Rosa Tapia, a professor of Spanish at Lawrence University, has begun a four-year term as the national leader in the evaluation of the College Board’s Advanced Placement (AP) Spanish exam.
A member of the Lawrence faculty since 2002 with a focus on Spanish and Latin American film and 20th-century Spanish literature, Tapia has been actively involved in the AP Spanish Language & Culture program since 2007. Her appointment as the national chief academic consultant for AP Spanish—affectionately known as the “chief reader”—began July 1.
“It is an absolute honor for me to guide an exceptional group of approximately 1,500 faculty from over 1,200 colleges, universities, and secondary schools worldwide, all coming together to shape the future of Spanish language education,” Tapia said.
Share perspectives on art, literature, history, and film from the Spanish-speaking world; study linguistics and bilingualism in the United States.
AP exams, offered by the College Board, are taken by high school students each spring, a culmination of year-long AP courses. AP exams can lead to college credits and assist colleges and universities with placement decisions.
For 16 years, Tapia has been part of a team of educators working with the AP Spanish program, evaluating students’ Spanish language proficiency, setting standards of evaluation, and establishing exam content. She has been invited to give talks and workshops to university educators and administrators across the country. Now she will lead that team over the next four years.
Tapia called her appointment a “significant milestone that fills me with immense pride and a profound sense of responsibility.”
That responsibility revolves around establishing robust and equitable standards that guide colleges and universities in granting well-deserved AP credit and placing students in appropriate courses.
“This work holds immense significance for Lawrence and for over 2,600 institutions of higher learning across the nation,” Tapia said. “These include highly selective colleges and flagship public universities that entrust my team's expertise to make decisions that significantly impact the academic futures of countless students.”
In the process, Tapia’s role elevates Lawrence’s profile and visibility on a national scale.
“As educators and students across the country become more acquainted with my representation of Lawrence's commitment to academic excellence, I hope that they consider our campus an appealing choice for those seeking a nurturing, transformative, and forward-thinking educational environment,” she said.
Over the course of the next four years, Tapia will oversee the evaluation of Spanish language proficiency for more than 700,000 students. AP Spanish participants include students from all backgrounds who choose to immerse themselves in the Spanish language and its cultures. The AP program draws both Latinx students who identify as heritage learners—many are growing up in multicultural environments and not automatically fluent in Spanish—and students who are second-language learners.
“For many, the AP Spanish program serves as a gateway to other AP classes, a strong incentive to pursue a college education, and a reliable predictor of future academic success and degree completion,” Tapia said. “Through my role, I aim to contribute to increased access to higher education for underrepresented communities. The AP Spanish Language & Culture program serves as a vital pathway for these students to realize their aspirations of a college education.”
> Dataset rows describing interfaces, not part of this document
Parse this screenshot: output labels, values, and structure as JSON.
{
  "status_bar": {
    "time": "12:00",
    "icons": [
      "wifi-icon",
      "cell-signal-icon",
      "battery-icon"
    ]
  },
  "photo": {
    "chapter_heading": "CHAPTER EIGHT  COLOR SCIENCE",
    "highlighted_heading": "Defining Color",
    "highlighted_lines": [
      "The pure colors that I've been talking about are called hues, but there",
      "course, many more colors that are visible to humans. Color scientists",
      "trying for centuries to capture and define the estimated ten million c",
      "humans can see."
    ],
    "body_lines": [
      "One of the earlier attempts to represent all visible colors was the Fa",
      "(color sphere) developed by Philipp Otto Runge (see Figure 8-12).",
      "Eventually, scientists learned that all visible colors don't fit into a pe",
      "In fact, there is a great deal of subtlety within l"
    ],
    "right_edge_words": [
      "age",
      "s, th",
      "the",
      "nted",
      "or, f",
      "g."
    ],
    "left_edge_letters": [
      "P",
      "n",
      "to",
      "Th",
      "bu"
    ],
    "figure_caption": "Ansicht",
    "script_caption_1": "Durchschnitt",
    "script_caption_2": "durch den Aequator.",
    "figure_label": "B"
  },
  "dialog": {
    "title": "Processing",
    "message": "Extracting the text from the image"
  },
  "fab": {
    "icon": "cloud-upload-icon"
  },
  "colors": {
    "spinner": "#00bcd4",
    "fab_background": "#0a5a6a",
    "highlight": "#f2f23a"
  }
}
Tapia said she’s looking forward to deeper collaboration with Spanish language educators nationwide, building community while elevating dialogue.
“This is pivotal in creating an inclusive environment where educators from various backgrounds across the country and beyond unite for a common purpose,” she said.
The AP leadership is an extension of the work Tapia has been doing at Lawrence for more than two decades. That includes co-founding the annual Latin American and Spanish Film Festival on campus. She helped launch the festival in 2012, bringing award-winning films from Latin America and Spain to Lawrence and connecting the community to national and international filmmakers.
Tapia, who holds a doctorate in Spanish from Penn State University, a Master of Arts in Spanish from the University of Delaware, and a Licenciatura in English philology from the University of Granada in Spain, has been a leader in academic advising at Lawrence, receiving the Excellence in Advising Award in 2014 and serving as faculty director of advising from 2016 to 2020. She chaired a task force that developed a new guide and resource page for advising and led initiatives that improved connections between faculty advisers and students.
In 2021, she was one of three Lawrence professors featured in AP Daily, a series of video lectures aimed at supporting high school students taking AP courses during the pandemic. Her new leadership role with AP Spanish is a next step, one with national significance.
“Ultimately, my journey reflects Lawrence University's commitment to nurturing excellence, particularly in the realms of language and culture studies,” Tapia said. “Equally significant, it is about upholding values of empathy, responsible citizenship, and integrity.”